Editor’s note: This interview first appeared in Human Capital, a newsletter by Washington Bureau Chief Melanie Waddell about the people who shape the financial regulatory space.
Welcome back! This edition of Human Capital hits as the markets are absorbing the shock of the Trump administration’s Thursday tariffs announcement. But also on the minds of industry watchers is how the Financial Industry Regulatory Authority is moving along in integrating its two enforcement divisions — now aptly called “One Enforcement” by the broker-dealer self-regulator.
Who’s the person to ask? Susan Schroeder, of course, who heads FINRA’s enforcement team. During a recent FINRA Unscripted podcast, she laid out where her team stands and where it’s headed. I checked in late this week with FINRA and its former enforcement head Brad Bennett to follow up on some of Schroeder’s comments.
FINRA chief Robert Cook said recently that merging FINRA’s two enforcement divisions under FINRA360 over the last year “took a lot of work,” that it was “progressing remarkably well” and that integration was “essentially complete.”
Schroeder, Cook said, will “continue to evolve the program” this year. Schroeder agreed, stating in the late May podcast that the One Enforcement team is “building this path as we walk on it.”
The bottom-line benefit in combining FINRA’s legacy enforcement group with its legacy market regulation legal group: “A more consistent and foreseeable enforcement program,” Schroeder said.

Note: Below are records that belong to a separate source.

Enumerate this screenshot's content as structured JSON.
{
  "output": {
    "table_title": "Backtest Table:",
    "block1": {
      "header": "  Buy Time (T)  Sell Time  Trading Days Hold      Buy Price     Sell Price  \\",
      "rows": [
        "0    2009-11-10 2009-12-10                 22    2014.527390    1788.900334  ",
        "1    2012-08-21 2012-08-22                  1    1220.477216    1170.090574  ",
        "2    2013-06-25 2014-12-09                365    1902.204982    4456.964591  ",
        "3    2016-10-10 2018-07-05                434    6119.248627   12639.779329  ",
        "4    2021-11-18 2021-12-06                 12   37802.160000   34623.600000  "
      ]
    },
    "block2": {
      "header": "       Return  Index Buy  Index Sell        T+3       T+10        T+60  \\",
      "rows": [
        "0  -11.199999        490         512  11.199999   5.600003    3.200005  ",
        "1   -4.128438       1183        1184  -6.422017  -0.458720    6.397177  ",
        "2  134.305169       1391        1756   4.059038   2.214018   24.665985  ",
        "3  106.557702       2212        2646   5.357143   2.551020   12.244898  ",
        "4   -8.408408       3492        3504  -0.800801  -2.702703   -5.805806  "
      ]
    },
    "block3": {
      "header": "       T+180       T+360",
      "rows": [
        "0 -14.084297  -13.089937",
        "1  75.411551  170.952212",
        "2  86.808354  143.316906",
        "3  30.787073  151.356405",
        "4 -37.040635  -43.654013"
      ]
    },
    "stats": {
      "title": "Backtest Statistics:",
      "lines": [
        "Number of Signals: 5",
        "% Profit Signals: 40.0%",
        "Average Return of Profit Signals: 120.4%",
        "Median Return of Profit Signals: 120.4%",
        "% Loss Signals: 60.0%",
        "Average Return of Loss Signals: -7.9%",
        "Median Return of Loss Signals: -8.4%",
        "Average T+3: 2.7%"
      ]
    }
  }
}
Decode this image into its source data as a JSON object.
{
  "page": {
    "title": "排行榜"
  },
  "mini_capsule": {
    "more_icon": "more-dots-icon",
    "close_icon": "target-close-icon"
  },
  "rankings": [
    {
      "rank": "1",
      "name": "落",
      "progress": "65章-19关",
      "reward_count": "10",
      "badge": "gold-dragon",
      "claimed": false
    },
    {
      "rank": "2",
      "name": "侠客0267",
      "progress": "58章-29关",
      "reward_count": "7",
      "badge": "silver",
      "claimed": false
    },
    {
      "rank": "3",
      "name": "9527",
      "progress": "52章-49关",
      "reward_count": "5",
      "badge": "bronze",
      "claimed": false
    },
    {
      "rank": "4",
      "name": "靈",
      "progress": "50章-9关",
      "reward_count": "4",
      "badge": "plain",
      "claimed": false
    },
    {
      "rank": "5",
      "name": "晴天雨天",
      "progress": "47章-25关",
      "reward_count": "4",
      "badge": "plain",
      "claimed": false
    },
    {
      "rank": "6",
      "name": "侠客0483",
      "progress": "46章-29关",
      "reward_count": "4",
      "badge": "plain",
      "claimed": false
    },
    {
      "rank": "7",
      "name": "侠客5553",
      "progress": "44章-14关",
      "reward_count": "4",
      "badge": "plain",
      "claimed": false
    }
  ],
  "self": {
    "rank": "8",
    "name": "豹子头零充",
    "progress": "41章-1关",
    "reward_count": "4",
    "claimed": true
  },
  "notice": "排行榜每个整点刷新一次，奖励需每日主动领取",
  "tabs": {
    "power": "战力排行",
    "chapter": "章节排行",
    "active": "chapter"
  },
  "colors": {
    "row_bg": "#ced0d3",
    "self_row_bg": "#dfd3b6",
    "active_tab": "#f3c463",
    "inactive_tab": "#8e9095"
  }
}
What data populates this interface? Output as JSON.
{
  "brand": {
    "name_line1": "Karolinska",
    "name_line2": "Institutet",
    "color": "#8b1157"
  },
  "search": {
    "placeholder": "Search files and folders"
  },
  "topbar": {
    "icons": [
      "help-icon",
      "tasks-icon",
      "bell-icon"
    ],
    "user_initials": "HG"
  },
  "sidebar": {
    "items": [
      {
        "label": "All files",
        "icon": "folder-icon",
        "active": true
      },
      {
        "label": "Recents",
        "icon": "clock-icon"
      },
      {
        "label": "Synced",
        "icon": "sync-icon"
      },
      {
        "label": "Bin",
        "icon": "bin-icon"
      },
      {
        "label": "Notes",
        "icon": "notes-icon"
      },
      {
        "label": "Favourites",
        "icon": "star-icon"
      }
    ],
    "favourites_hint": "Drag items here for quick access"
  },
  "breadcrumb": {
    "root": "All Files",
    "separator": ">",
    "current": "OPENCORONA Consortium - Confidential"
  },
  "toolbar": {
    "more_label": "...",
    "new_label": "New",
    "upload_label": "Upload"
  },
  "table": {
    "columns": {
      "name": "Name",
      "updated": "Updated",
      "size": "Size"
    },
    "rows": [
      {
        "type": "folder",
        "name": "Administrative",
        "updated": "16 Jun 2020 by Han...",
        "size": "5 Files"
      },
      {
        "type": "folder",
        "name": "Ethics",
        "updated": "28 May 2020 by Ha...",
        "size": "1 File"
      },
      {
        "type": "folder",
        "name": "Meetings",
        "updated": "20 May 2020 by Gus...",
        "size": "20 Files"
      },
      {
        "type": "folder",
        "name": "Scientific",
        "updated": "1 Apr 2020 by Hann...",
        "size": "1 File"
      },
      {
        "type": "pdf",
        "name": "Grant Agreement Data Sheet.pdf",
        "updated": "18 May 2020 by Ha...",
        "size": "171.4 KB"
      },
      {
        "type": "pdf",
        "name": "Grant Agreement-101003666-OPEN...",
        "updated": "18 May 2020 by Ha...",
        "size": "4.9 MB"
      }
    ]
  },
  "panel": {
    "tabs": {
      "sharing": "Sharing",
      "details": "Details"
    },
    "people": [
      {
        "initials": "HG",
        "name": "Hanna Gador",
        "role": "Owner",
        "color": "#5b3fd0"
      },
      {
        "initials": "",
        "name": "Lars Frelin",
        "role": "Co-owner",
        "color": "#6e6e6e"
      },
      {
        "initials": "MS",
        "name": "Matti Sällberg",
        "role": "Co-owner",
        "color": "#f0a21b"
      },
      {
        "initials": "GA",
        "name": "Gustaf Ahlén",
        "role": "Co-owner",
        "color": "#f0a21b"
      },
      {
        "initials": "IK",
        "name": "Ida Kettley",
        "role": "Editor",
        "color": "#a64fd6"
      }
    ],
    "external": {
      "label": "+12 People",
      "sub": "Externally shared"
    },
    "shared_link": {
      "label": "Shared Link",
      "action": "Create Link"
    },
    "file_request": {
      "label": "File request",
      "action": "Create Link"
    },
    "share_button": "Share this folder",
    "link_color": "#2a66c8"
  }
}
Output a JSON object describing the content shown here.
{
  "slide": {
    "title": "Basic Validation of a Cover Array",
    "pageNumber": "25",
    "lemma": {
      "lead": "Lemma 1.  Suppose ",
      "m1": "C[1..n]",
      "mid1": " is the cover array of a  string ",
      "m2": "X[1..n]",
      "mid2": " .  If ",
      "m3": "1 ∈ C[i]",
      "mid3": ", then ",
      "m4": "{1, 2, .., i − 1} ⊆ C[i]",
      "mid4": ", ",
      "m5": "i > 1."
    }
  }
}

A regulator “is only effective when the entities or individuals that it regulates know what the regulator is going to do. You need to know whether or not your conduct violates a rule. You need to understand the consequences of what misconduct will be. That’s the whole point, really, of the regulatory structure — deterrence and remediation — and we cannot achieve deterrence unless we are extremely clear about what’s OK and what’s not OK.”